  3. Health services acted appropriately on the information they had and provided Mrs J with opportunities to disclose had she felt at risk. Mr F had given no indication of intention to harm others or himself, and at the time of the homicide was on course to be re-referred to Devon Partnership Trust for help with depression and anxiety. It seems likely that his feelings of despair at his situation contributed to the homicide, but there is no evidence that clinicians missed signs of risk, or that their diagnosis was wrong.  

Lessons to be learned
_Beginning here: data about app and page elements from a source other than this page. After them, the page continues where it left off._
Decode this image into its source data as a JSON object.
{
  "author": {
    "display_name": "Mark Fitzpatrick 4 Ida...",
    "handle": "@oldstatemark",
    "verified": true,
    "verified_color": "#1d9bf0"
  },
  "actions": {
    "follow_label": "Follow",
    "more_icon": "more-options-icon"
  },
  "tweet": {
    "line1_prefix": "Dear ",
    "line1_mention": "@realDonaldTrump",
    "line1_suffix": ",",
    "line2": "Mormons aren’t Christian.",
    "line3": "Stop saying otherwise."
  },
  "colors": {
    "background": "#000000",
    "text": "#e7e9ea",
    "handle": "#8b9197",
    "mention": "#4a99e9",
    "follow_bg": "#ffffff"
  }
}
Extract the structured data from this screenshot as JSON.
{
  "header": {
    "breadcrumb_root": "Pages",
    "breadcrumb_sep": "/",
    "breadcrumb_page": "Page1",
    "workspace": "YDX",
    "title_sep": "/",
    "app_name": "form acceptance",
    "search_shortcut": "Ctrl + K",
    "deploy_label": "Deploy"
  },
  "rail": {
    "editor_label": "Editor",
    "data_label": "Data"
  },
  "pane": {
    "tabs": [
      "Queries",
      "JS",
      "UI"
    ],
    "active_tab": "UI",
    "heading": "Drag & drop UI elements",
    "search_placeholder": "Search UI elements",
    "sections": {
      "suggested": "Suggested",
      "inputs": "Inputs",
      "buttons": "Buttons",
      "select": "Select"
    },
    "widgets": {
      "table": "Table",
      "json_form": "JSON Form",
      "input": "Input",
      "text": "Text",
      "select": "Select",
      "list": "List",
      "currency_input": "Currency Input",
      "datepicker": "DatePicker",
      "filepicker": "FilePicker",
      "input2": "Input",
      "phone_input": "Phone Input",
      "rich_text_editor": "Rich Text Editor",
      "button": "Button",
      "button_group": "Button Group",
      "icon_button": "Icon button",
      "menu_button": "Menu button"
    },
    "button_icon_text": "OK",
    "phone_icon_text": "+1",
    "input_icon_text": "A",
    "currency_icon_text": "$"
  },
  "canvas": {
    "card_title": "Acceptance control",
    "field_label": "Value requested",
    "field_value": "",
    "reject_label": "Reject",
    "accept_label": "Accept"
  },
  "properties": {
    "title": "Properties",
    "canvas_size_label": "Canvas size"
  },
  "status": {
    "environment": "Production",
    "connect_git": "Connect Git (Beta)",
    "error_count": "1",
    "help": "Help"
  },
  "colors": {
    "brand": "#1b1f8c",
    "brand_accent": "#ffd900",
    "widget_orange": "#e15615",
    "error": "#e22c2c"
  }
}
  1. This tragedy illustrates that the health and wellbeing of older people should include healthy relationships. It has contributed to increased recognition, both within Devon and nationally, that domestic abuse is as much a risk for older people as for younger adults.  Insufficient attention has yet been given to presenting the services available in ways that older men and women can understand and match to their own experience. 
  2. The story also illustrates the importance of health services as a point of contact with older people, reaching many who do not need social care or housing services. Devon County Council, with other partners, has obtained government funding to pilot in 2018 a programme aimed at GP practices in Devon and Torbay. This uses the national IRIS (identification and referral to improve safety) scheme to aid recognition of and response to domestic abuse. While not targeted at older people, it has the potential to increase recognition of older victims, given Devon’s higher than average proportion of older people in the population. 
  3. Royal Devon and Exeter NHS Hospitals Trust is well advanced in its programme of training all staff in recognising indications of domestic abuse and knowing when to ask about it. Within this it is now raising awareness about how to help older people in Devon to recognise domestic abuse and seek or signpost appropriate support. Devon Partnership Trust, while offering timely mental health support in this case, had not at the time developed a training programme on domestic abuse to ensure its staff are able to play an equivalent role. It now includes training on domestic abuse within a two-day mandatory safeguarding course introduced in 2017, aiming at 95% compliance by October 2018. 
  4. The available facts point to this homicide being the dramatically violent end of a relationship in which there had been little or no abusive behaviour by either party, or violence to others. The Panel recognises that this is unusual among domestic homicides, but thinks it important that this is recognised as something that can happen.


Recommendations from the Review

  1. These recommendations are developed in more detail in a separate action plan overseen by Safer Devon Partnership. 
    • R1 Promote awareness among older people in Devon of the availability of local advice and support with relationship problems, including domestic abuse. 
    • R2 Identify and share good practice in primary care settings in connecting patients who report relationship concerns or domestic abuse with appropriate sources of support. 
    • R3 (National) In future national analysis of domestic homicide review reports, check the prevalence of domestic homicides in which no evidence of prior domestic abuse (fitting the proposed statutory definition[3]) can be found after the event. 

[1] An Internal Management Review is an internal report whose author was not involved in the events.

[2] Due to staffing changes, this panel position was left vacant by the CCG from January 2018.

[3] Government consultation “Transforming the Response to Domestic Abuse” March 2018)

A PDF of this page is available here – Domestic Homicide Review Case 8 – Executive Summary